* **Instructions to follow**
Please return every line of the records that contains the word "children".

------ Listed entries ------

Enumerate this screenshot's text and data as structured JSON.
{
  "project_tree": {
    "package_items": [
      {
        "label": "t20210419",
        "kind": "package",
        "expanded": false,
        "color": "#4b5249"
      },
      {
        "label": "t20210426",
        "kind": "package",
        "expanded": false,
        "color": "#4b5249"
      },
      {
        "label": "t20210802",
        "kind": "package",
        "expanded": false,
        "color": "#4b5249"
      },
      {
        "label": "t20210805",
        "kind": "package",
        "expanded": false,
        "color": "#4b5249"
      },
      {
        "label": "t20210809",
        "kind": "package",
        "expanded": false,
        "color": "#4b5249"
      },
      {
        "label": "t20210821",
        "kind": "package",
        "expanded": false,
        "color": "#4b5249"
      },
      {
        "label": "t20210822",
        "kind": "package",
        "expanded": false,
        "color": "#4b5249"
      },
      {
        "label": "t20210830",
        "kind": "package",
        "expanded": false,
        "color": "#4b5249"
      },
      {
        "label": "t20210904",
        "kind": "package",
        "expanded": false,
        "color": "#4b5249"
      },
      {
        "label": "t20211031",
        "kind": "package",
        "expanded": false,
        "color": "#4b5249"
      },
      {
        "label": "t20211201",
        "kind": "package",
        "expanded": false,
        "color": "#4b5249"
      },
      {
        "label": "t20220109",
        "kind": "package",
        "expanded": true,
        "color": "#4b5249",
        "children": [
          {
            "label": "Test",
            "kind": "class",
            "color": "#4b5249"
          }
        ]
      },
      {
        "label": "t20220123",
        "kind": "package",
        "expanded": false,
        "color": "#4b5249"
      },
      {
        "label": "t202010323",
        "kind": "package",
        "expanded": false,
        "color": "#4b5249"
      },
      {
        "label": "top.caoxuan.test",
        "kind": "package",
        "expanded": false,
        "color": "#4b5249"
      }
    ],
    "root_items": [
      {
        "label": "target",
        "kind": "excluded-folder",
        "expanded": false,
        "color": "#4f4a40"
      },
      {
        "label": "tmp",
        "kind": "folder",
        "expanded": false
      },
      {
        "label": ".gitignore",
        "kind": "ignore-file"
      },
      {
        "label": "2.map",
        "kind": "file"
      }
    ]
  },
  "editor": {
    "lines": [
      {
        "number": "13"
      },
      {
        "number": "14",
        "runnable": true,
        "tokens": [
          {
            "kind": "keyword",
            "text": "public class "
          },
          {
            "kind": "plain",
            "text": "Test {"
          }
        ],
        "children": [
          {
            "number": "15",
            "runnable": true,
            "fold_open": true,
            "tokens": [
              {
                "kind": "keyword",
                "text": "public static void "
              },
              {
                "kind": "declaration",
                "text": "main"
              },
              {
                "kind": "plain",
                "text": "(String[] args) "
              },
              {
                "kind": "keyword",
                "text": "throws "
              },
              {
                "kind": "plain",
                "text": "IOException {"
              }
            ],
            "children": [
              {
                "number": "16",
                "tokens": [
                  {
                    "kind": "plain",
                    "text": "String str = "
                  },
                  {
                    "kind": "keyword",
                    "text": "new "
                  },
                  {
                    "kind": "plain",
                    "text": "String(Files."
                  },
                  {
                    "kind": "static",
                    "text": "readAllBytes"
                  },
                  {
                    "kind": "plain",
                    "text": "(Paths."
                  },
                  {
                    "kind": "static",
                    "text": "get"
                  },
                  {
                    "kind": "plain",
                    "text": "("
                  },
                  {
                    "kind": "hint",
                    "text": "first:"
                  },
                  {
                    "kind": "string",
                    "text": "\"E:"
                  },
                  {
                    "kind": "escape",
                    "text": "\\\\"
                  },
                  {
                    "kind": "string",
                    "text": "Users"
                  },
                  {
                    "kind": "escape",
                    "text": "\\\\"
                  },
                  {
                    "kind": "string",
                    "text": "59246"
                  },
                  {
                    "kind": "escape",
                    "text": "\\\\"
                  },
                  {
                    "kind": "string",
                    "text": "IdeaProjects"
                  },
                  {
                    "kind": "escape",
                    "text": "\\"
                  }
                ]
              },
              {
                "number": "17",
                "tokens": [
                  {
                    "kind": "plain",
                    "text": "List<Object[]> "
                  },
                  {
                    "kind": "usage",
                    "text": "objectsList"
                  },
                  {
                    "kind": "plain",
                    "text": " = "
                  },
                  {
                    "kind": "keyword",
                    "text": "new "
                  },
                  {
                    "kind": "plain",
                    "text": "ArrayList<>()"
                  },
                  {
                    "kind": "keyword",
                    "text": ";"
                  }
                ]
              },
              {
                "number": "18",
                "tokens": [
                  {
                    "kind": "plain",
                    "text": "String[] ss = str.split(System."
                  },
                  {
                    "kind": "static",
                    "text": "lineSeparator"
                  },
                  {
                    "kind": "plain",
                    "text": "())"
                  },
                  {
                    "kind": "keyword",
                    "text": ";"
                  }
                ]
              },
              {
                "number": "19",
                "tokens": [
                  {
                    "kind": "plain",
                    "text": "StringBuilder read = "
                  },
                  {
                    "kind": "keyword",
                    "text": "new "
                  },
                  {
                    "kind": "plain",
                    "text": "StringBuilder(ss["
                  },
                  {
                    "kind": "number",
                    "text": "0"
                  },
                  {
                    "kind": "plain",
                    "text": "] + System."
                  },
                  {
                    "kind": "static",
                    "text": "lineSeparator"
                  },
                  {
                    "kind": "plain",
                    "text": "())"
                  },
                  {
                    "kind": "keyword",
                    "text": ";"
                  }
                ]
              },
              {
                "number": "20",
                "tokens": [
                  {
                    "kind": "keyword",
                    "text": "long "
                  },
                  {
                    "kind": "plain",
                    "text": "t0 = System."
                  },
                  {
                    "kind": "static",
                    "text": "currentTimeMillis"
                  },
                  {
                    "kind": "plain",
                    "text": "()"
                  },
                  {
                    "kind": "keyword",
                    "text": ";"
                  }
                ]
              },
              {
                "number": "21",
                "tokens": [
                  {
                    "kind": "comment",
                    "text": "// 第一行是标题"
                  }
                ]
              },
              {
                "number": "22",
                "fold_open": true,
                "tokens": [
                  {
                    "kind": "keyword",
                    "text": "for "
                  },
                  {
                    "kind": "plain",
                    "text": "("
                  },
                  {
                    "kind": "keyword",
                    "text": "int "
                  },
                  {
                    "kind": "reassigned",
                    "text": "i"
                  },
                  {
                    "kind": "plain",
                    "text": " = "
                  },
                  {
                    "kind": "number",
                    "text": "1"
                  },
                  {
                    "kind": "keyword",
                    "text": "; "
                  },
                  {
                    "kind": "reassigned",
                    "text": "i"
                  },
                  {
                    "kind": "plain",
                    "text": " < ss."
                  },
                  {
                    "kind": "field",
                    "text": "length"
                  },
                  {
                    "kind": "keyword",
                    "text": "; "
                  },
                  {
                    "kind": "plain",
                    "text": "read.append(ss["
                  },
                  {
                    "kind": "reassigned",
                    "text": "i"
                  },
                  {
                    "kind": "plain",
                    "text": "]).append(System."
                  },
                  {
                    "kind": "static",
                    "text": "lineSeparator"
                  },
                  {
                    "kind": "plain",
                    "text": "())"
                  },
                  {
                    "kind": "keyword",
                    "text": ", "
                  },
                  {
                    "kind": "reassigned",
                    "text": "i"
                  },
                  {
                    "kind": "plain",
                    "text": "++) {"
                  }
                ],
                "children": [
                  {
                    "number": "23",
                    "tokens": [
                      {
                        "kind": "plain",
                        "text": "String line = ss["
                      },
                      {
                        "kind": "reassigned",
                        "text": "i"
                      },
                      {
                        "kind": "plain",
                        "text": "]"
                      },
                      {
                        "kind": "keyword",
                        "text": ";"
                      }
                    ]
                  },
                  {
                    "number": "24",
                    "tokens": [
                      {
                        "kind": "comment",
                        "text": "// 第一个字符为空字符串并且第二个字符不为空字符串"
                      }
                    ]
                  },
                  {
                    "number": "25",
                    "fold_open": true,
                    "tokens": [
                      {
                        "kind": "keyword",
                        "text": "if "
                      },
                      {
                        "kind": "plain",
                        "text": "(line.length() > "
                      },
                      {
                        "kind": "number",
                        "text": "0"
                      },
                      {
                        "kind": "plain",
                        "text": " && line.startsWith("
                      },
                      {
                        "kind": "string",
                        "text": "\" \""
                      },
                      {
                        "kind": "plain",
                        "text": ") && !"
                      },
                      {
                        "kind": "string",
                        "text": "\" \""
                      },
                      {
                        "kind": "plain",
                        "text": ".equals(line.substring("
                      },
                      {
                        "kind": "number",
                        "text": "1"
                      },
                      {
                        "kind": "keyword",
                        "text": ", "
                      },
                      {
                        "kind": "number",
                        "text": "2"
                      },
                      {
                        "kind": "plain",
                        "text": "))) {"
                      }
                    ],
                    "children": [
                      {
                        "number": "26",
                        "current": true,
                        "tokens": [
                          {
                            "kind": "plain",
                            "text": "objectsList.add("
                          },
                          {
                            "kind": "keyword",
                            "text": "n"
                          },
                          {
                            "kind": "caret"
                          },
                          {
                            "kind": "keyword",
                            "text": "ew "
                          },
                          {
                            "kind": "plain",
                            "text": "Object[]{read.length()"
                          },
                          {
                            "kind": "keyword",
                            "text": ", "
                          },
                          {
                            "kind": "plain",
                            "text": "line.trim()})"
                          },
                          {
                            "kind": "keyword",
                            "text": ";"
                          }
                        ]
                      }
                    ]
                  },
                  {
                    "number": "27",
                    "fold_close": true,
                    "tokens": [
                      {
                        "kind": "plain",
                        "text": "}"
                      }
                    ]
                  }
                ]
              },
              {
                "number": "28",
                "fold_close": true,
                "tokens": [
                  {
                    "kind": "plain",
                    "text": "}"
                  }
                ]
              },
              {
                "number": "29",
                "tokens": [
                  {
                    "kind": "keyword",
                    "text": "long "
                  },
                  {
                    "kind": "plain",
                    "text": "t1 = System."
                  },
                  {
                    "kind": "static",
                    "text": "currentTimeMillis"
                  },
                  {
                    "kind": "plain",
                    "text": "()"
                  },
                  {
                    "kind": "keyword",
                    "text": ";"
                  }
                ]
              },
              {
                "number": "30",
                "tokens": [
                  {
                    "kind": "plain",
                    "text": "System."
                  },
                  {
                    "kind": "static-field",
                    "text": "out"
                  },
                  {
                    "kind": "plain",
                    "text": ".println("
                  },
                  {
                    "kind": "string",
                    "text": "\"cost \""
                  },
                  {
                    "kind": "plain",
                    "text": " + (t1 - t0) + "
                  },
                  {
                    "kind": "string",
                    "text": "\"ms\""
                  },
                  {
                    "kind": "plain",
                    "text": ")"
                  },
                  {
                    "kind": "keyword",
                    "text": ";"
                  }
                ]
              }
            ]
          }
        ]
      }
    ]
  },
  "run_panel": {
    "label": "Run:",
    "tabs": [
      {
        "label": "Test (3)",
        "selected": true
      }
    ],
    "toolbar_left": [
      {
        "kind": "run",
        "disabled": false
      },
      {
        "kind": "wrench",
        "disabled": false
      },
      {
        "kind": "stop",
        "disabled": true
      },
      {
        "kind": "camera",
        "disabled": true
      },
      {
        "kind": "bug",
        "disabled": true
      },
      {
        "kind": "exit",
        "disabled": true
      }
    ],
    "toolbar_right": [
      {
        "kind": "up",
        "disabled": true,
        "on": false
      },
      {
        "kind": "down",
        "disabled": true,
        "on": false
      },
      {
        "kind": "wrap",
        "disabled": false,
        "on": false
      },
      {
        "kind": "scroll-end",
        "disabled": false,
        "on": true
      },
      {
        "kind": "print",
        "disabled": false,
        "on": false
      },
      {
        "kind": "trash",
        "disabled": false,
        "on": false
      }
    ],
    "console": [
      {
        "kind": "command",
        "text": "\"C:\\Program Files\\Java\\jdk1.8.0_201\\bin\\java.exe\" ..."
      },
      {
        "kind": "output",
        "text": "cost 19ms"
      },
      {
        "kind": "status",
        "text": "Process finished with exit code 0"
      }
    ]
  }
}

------

* **Answer below**
        "children": [
        "children": [
            "children": [
                "children": [
                    "children": [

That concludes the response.